“Most agreed that they wanted to see more films,” she said. “The name for the festival comes from a new student organization which has been formed to implement more fine arts for educational purposes. Everyone loves movies, and I’ve chosen films that explore diverse issues including athletics, health and wellness, sociology, psychology and politics. It is a nice complement to the Domestic Diversity Institute being held on campus at the same time, and it ties in with the “Old Hollywood” homecoming theme.”
A complete schedule will be available at Sweetgrass Cinema.

Thanks for stopping by......

......Meghan Marsden '98 and Andy Parsche '99 of Waukesha, WI.

......Roy Dodman '81 of Seattle, WA.

Don't forget, if you are in the Marquette area, stop by and say hi. We're on the 6th floor of the Cohodas Administration Building.

From the Email bag

"This is Pete Sinclair. The last time I stopped up there was when I came back from Iraq. Now I am in Kuwait pounding sand for a year and you wouldn't believe who I ran into out here... Coach Izzo was out here for Operation Hardwood. Him and 7 other coaches took servicemen from all of the branches of the military and trained them up for a double elimination tournament around Kuwait. I got to take off from work a bit and I managed to get the photo when he was heading in to practice. It was a short visit and we got to thank each other for coming out to there.
He thanked me for my service and I thanked him for cheering us up.
Also my sister went to MSU so I am about to send her the photo and see if she flips."

Pete Sinclair '99
Kuwait

paladin_six@hotmail.com


"A recent graduate of Northern ('05, Nursing), I moved to Eugene, Oregon in July after deciding that it would do me good to get away from everything I'd ever known and see what I was capable of doing on my own--test my boundaries, build character, and what not. In a place where every person is a stranger and every place is unknown, I found myself becoming a bit of a lonely soul, remembering friends and experiences I'd had at school. Last week, while returning to my vehicle after a day at the county fair, a mysterious vehicle pulled up beside me, its driver motioning for me to lower my window. He leaned out and asked with a smile, "You a Wildcat!?" I must have had the biggest grin; it'd been a long time since I'd gotten such a warm greeting. Jim (with wife Ann, both of the class of '69) and I talked for awhile about Northern and shared our excitement at having found another fellow Yooper so far from home. I can't express what an incredible comfort it was to me to have found a fellow classmate in my new environment and such a wonderful reminder that no matter how far from my beloved UP I wander, I am always part of the community I found there.

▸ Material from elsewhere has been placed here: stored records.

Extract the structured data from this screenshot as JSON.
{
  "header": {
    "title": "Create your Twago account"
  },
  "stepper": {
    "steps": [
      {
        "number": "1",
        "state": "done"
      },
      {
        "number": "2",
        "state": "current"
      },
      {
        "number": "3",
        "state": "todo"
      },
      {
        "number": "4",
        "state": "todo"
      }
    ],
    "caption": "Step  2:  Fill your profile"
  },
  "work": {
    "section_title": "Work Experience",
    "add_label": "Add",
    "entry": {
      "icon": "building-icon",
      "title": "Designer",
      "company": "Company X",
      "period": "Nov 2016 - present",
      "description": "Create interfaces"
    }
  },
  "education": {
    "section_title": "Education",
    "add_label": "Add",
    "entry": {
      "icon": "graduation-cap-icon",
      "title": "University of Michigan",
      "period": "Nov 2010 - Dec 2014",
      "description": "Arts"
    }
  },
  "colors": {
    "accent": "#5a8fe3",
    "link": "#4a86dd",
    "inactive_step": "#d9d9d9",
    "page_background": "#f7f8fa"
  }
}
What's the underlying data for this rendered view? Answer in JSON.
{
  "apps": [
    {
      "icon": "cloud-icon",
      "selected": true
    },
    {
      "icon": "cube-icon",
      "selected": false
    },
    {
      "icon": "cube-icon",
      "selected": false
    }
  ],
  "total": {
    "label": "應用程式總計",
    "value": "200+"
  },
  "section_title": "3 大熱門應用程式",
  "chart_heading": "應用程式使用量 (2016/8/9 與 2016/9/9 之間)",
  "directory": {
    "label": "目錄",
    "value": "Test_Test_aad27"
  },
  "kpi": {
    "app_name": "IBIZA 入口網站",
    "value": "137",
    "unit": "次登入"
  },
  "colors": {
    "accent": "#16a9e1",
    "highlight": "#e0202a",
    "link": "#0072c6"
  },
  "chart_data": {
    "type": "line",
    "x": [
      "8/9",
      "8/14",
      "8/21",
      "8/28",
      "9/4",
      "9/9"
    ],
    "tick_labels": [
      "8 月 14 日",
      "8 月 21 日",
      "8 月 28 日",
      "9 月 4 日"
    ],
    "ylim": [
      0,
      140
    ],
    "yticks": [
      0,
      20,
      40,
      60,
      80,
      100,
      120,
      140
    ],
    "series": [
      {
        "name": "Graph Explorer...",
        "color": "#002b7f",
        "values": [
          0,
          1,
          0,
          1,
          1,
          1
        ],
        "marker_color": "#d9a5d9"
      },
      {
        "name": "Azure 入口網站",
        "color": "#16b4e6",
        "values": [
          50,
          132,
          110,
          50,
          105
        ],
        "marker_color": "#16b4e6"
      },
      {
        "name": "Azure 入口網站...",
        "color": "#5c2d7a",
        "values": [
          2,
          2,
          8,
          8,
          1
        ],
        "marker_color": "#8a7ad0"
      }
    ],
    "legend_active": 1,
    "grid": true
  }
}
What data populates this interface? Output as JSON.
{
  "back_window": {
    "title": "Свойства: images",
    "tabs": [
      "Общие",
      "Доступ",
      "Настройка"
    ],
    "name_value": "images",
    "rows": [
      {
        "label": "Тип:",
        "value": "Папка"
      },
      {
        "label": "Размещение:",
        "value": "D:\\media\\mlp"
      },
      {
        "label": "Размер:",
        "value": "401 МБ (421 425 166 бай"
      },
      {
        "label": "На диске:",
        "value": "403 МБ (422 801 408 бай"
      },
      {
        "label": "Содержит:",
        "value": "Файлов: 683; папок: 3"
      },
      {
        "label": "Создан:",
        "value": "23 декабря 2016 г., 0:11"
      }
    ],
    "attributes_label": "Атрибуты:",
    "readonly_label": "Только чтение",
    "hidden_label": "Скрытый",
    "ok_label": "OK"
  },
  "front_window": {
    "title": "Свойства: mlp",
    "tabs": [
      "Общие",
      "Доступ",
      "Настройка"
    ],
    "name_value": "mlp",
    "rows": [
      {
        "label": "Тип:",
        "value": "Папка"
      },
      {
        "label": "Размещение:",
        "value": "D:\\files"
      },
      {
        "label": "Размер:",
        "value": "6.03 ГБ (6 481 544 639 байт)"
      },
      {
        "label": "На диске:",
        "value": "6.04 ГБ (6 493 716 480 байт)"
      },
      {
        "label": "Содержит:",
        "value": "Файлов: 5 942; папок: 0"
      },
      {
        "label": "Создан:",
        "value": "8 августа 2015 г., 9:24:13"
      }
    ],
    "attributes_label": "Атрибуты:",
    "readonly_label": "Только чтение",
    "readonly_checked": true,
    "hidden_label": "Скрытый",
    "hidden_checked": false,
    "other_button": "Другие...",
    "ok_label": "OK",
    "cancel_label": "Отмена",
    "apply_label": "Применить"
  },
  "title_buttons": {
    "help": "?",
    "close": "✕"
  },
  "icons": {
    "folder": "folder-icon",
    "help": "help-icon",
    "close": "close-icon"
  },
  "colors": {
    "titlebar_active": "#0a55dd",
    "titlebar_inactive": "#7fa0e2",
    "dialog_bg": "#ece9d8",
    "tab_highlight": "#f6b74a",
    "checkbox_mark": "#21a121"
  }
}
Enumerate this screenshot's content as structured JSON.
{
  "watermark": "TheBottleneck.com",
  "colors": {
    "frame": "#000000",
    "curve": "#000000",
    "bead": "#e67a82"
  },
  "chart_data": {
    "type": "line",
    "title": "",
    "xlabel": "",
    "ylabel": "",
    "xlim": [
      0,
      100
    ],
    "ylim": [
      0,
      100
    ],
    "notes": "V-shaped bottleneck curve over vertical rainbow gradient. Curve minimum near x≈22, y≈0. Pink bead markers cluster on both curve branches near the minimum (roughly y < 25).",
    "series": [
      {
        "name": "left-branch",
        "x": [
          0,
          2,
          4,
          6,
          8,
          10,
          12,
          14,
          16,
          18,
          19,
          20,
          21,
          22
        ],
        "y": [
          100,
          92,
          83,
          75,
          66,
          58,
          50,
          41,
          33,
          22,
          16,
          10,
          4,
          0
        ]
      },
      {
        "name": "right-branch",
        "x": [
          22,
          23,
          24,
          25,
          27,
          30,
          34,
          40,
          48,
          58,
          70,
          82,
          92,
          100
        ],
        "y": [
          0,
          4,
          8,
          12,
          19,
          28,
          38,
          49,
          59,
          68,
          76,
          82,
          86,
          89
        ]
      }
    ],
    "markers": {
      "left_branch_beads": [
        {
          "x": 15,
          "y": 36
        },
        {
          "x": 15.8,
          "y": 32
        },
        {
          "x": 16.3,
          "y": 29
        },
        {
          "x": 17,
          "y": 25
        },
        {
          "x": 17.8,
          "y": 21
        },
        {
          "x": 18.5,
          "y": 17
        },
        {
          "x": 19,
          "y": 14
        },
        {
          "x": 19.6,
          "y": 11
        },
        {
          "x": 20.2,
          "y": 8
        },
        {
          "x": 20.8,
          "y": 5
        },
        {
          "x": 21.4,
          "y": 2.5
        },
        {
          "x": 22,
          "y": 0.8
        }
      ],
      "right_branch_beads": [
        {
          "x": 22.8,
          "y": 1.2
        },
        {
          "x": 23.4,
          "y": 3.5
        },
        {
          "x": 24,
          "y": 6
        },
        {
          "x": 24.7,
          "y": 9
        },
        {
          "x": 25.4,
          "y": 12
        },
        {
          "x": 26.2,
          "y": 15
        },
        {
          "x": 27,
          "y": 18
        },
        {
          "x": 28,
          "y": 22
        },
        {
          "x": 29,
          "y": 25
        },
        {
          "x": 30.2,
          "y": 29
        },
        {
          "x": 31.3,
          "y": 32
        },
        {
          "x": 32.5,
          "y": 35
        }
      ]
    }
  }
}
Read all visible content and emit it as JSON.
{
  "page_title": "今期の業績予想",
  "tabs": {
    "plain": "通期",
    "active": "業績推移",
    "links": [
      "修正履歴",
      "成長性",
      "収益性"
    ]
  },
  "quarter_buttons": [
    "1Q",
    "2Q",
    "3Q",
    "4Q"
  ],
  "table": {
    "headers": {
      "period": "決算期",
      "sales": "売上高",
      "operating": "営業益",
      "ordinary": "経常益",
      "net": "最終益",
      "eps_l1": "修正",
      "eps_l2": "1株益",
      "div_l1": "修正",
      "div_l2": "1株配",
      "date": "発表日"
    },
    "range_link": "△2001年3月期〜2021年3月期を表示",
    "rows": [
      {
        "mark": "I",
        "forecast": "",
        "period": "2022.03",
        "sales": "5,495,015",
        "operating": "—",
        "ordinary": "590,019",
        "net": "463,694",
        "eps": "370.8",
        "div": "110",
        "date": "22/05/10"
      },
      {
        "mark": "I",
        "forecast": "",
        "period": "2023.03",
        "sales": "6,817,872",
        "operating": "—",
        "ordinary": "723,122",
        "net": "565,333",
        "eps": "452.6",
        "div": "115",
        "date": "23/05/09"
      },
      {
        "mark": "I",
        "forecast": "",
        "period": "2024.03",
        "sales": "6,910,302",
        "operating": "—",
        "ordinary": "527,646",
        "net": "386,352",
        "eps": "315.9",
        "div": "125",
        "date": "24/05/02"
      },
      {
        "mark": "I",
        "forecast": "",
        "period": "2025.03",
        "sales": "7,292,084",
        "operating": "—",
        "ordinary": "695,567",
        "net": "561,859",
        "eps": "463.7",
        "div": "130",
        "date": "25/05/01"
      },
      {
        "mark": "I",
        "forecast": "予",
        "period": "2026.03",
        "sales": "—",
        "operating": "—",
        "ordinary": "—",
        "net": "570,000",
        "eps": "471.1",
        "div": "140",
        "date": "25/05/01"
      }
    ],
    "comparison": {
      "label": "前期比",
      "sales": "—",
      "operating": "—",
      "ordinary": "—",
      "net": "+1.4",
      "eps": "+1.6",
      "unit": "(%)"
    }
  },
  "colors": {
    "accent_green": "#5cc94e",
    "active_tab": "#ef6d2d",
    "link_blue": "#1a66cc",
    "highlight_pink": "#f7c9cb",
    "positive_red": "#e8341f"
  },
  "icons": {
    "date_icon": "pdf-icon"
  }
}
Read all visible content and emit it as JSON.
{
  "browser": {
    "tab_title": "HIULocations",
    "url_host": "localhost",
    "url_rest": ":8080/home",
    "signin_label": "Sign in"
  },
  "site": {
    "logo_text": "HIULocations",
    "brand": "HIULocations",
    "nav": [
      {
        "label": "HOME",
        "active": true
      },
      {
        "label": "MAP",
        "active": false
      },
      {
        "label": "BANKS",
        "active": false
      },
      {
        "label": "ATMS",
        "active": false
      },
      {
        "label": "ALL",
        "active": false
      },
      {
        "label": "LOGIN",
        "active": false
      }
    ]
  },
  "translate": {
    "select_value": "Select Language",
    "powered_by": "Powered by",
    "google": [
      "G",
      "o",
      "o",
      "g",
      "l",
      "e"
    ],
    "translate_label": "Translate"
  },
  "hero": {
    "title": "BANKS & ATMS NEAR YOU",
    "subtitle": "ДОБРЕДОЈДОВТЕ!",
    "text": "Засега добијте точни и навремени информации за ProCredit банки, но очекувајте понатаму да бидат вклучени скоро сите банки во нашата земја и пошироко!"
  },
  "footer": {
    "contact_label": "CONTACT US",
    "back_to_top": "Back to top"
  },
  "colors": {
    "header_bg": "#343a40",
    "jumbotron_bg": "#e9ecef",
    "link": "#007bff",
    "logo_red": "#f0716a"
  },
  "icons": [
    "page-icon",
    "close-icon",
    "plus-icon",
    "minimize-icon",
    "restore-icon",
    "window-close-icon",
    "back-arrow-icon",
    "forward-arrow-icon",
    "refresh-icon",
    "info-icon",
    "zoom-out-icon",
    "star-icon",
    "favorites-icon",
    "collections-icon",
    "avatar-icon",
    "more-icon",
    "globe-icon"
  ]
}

Thanks, Jim!"
Amber Sue Ambrosius '05
Eugene, OR
amberambrosius@alumni.nmu.edu


"Just wanted to pass along some good news for your NMU readers!
Dr. Kerrie Saunders' (Pridemore, NMU, 1985) book, The Vegan Diet as Chronic Disease Prevention, became a Bestseller earlier this year -- its second print is almost sold out!  Published in 2003 by Lantern Books in New York, each chapter is a separate disease, and discusses which foods help and which foods hurt. 286 cited research references, 243 pages, 19 photocopy-ready Fact Sheets for friends, family, coworkers, etc."
Kerrie Saunders '85, PhD

www.drfood.org
veganspk@greatlakes.net

"Just got my "What's New?" email....sniff, sniff....I really miss that place."
Pat Wilson '92
Bay City, MI
patrick.j.wilson@abc.com

Have something you want to share? Feedback should be directed to dhemmila@nmu.edu

"What's New, NMU?" is a service of the NMU Alumni Association. Consider joining today!